As a USEF “R” judge, travelling across the country, I am often asked questions about my judging perspective and technique in the hunter and equitation rings. I have also teamed up with Robindale Farm in Waxhaw, North Carolina, to host a clinic on Dec. 18 to teach about a few ways to improve a rider’s score and understand where the score comes.

First thing to understand is that, although the score is important, the order is more important. An 80 in one class may be a third, and in another class be seventh.

I begin judging as soon as the rider enters the ring or as soon as I look up from scoring the previous rider. The overall first impression of the horse and rider is very important in the judging process and the overall picture presented should be pleasing and positive. Once I have an overall feel of the horse and rider, I determine a baseline score then backtrack through each jump. If they are having difficulties, such as adding strides, chipping fences or missing lead changes, then I begin taking notes and edit the score accordingly.

In the hunter divisions, we are judging the horse and not so much the rider, though the whole picture is crucial to achieving a high score.

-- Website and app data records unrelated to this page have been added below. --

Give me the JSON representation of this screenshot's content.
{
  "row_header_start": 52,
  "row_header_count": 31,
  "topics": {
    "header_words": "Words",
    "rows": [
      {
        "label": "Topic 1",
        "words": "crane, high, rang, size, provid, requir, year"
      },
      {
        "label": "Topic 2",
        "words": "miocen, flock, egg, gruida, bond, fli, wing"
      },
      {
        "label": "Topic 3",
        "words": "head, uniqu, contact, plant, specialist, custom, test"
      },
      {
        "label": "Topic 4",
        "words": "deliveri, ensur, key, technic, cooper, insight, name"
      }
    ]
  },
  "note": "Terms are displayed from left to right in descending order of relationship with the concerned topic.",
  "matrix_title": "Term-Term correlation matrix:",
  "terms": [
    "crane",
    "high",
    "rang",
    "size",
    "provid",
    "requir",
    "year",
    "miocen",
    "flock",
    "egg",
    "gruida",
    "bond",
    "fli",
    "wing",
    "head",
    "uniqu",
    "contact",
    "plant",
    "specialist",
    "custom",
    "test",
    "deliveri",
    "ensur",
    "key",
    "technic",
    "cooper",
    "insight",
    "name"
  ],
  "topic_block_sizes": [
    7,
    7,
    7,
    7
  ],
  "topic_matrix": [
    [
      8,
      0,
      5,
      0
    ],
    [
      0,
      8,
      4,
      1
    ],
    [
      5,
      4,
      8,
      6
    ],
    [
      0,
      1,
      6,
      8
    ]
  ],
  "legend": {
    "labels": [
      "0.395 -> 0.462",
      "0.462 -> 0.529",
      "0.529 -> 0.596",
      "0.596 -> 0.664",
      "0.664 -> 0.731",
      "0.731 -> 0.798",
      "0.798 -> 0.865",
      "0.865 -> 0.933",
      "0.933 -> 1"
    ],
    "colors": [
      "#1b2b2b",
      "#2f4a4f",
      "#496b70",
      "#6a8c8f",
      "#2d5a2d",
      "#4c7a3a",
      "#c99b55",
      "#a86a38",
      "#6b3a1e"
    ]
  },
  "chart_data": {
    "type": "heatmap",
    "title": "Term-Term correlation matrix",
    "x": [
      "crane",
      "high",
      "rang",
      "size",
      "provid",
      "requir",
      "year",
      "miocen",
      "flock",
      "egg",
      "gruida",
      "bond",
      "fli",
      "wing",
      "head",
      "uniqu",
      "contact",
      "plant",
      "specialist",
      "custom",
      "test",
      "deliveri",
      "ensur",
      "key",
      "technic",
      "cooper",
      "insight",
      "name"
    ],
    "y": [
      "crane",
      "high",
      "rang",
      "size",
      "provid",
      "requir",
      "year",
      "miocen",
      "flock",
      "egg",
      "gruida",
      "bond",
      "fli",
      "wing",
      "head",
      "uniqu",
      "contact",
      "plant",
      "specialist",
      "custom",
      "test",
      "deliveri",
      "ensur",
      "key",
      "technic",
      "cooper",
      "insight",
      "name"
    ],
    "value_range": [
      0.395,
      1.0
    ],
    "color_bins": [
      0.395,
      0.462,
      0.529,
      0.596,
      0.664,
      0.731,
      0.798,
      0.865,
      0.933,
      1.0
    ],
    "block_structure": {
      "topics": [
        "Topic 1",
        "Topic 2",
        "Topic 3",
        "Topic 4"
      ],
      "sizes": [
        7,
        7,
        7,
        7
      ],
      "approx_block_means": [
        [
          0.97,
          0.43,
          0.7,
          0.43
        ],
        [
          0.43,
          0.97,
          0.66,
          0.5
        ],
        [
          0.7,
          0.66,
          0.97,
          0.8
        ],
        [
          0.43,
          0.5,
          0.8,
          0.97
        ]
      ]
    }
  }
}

I like to see a quality jumper with a smooth gait, good expression and landing on the correct lead. Consistency is key. I do not want to see eight different styles of jumping or eight different rhythms.

My judging technique comes more from a rider’s perspective than from a trainer’s perspective. From my experience as a professional, I can relate to what a rider is experiencing on course. I do not want to see a horse buck, but I’d rather him be a little fresh, pull on the reins or even shake his head and he jump great, as long as he’s not out of control. However, that is not an opinion that all judges have.

When judges submit their scores for each round we often collaborate and discuss the round to come up with a score that we both agree on. For the derbies, horse shows often place the judging panels in two separate locations around the arena to provide different perspectives. This may result in a 10-point difference because judges will see jumps at varying angles, which will then be added together to determine the final score.

As a judge, there are three key techniques I often use to determine the winners in a class: consistency, collaboration and comparison. How I judge one rider is how I must judge everyone in a class in order to be as fair and accurate in my scoring as possible. I also discuss with other judges on my panel and hear their thoughts on a rider as well as compare them to previous riders in the class to determine the average score for that rider. In the grand scheme of things, the best way to achieve a high score in the hunter or equitation ring is to strive for correct pace, path and position. This is my mantra and what I always tell my students over and over again. Following the three P’s (pace, path, position) and understanding those judging techniques will ultimately leave a lasting impression on a judge, which is the fundamental goal when entering any show ring.

I hope this helps riders learn how to achieve higher scores and have a better understanding about the scores they are receiving. You can read more about this subject in my column, “Keeping Score with Steve Heinecke,” on and please join us for the “Improve Your Score with USEF “R” Judge Steve Heinecke” clinic on Dec. 18 at Robindale Farm to hear more on this topic!